    Mazzulla admits there are times when he wonders what he’s doing putting his body on 250-pound centers. Last Saturday, Kentucky’s DeMarcus Cousins gave Mazzulla a funny look when the two locked up in the paint.

    "He said, ‘Are you being serious now?’ And I said, ‘What?’ He just looked at me and I said, ‘Yeah I’m being serious,’” Mazzulla laughed.

    Once, Cousins was so surprised to find Mazzulla guarding him that he traveled trying to make a move to the basket.


    There are 11 players remaining from West Virginia’s 73-67 upset victory over Duke in the 2008 NCAA tournament. Duke players that appeared in that game at the Verizon Center in Washington, D.C. include Kyle Singler, Lance Thomas, Brian Zoubek, Jon Scheyer and Nolan Smith. West Virginia players who appeared in that game include Da’Sean Butler, Wellington Smith, John Flowers, Cam Thoroughman, Joe Mazzulla and Jonnie West.

    Singler and Thomas started for Duke in that game while Butler and Smith earned starts for the Mountaineers.


    According to West Virginia University Sports Information Director Bryan Messerly, his office has passed along more than 60 credential requests to the NCAA for this year’s Final Four.

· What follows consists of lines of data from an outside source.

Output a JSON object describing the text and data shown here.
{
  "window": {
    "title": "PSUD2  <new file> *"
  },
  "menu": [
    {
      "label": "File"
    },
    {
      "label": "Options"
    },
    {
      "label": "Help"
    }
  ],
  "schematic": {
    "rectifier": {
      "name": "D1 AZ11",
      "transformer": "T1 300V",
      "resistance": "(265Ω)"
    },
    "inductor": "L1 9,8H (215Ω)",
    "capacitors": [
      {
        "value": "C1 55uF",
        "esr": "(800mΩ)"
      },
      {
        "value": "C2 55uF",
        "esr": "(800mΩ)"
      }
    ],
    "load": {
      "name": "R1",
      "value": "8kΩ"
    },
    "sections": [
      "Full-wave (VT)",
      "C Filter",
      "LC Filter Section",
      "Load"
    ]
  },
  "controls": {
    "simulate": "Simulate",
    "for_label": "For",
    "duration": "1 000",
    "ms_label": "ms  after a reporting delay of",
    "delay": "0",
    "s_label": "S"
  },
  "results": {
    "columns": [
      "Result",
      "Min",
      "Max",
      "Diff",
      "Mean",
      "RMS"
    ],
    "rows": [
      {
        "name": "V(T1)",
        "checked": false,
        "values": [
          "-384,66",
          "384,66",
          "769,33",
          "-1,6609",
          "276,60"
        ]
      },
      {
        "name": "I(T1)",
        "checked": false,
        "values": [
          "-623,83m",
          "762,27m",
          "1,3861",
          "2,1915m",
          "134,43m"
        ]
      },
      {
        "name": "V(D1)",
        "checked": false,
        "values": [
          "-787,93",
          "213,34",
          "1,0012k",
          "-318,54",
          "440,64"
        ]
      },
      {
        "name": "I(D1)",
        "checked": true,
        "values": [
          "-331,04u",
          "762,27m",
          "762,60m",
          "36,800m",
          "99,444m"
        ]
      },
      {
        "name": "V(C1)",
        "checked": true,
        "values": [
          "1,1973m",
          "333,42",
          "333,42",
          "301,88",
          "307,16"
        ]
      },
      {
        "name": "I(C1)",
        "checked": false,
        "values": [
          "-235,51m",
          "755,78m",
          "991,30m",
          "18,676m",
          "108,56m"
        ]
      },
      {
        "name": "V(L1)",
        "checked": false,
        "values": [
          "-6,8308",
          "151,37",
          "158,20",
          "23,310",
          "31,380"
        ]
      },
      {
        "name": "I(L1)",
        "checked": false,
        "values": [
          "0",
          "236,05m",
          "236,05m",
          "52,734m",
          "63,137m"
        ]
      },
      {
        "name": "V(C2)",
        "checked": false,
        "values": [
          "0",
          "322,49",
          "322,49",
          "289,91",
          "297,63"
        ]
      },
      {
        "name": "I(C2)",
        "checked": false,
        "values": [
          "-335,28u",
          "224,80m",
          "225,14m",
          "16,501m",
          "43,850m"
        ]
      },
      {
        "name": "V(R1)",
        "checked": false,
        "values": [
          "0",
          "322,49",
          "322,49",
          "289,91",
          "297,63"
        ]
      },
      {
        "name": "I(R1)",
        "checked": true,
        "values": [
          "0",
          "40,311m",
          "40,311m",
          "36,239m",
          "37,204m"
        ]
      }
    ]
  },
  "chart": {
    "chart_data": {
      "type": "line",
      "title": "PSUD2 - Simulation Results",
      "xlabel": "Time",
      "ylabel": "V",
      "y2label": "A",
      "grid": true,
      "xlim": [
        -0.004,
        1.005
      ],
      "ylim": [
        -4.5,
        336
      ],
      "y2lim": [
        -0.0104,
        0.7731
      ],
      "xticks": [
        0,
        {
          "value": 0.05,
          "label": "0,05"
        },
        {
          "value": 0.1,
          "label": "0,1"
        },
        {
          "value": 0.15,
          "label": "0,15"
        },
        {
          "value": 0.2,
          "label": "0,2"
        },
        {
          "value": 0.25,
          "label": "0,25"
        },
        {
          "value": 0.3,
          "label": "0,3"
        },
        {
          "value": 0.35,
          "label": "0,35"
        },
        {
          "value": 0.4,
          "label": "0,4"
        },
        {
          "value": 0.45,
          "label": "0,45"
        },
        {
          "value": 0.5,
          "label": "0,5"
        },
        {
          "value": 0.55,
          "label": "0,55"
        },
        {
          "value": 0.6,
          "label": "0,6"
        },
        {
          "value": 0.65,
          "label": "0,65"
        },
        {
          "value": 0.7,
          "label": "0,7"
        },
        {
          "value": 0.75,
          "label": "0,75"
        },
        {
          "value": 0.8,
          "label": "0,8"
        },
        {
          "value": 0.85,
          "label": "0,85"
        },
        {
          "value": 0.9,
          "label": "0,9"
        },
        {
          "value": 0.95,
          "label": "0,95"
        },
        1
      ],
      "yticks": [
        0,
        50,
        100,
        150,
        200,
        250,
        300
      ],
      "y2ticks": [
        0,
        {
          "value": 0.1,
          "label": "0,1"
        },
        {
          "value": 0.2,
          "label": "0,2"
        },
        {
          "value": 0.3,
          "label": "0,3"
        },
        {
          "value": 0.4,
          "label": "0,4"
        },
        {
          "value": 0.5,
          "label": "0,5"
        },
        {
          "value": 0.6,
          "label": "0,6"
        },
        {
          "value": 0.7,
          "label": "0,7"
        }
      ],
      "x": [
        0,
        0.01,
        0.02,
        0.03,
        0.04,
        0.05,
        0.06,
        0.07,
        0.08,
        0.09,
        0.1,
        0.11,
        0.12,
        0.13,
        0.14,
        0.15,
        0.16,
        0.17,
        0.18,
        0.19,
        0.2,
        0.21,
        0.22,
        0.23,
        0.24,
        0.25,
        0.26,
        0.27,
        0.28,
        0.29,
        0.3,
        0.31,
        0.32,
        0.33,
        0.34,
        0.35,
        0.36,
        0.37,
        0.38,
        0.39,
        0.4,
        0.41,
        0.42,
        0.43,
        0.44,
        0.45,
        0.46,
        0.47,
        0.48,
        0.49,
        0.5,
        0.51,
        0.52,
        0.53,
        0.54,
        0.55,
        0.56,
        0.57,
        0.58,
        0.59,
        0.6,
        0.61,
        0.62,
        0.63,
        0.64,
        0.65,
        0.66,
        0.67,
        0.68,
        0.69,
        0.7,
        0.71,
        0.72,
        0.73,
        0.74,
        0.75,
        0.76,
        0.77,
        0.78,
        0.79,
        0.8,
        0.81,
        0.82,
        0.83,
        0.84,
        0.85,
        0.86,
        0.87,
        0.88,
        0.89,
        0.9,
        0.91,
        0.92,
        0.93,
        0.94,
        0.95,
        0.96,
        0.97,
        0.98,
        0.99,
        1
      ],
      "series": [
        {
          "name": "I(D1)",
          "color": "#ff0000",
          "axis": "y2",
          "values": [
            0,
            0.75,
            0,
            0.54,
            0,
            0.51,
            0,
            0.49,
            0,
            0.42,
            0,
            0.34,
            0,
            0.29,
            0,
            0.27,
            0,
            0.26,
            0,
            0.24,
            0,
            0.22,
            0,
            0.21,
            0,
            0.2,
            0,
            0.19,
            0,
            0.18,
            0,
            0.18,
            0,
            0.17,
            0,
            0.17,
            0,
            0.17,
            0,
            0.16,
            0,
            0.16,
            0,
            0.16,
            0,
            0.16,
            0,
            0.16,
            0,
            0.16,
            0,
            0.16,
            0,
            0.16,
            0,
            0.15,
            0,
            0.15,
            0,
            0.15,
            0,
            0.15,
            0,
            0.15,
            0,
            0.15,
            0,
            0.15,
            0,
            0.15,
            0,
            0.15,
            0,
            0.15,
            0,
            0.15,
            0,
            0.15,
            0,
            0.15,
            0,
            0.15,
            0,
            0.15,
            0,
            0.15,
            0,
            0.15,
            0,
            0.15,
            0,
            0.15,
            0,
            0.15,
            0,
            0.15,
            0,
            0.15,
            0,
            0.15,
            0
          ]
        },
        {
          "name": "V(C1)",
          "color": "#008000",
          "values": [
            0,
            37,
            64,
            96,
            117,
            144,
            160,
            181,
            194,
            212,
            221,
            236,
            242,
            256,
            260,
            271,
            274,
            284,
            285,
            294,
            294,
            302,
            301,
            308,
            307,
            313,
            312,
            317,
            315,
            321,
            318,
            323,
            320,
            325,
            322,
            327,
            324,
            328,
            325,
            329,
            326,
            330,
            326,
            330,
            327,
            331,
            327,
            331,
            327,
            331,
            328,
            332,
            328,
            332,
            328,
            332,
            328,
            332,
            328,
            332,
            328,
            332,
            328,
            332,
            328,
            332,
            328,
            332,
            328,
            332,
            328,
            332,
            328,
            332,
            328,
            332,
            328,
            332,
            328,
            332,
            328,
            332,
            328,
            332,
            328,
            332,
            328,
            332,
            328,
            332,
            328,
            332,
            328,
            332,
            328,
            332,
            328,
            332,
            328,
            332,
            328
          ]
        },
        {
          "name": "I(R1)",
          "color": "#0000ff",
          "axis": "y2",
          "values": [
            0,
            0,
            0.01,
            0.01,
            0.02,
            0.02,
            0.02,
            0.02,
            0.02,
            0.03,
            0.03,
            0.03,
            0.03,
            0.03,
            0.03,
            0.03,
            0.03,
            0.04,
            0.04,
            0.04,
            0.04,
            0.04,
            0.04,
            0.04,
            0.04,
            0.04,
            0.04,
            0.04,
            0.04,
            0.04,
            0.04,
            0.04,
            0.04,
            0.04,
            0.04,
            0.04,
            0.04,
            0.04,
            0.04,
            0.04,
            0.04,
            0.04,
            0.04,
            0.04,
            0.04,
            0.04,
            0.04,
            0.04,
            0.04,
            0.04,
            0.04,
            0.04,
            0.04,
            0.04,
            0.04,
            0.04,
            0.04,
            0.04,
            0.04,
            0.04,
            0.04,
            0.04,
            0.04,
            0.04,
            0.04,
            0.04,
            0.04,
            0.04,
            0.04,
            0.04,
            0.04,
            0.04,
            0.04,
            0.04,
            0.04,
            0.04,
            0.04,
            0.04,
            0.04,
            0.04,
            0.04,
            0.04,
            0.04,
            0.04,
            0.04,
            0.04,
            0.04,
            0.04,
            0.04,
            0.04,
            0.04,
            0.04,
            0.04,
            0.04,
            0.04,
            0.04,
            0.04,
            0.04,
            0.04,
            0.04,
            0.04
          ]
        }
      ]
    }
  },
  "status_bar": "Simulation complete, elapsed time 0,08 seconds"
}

    I made a call to Eddie Barrett, who handled publicity for West Virginia’s last trip to the Final Four in 1959, and he recalled seven making the trip to Louisville: three television stations, three newspapers and play-by-play man Jack Fleming. As a matter of fact, the 1959 championship game against Cal was not televised nationally.


    West Virginia University’s online store, ShopWVU.com, has experienced a 535 percent increase in total sales for March compared to last year, thanks to the Mountaineers’ trip to the Final Four. Folks looking to get their Mountaineer Final Four gear can do so by logging on to http://www.shopwvu.com. A percentage of each sale benefits the WVU Department of Intercollegiate Athletics.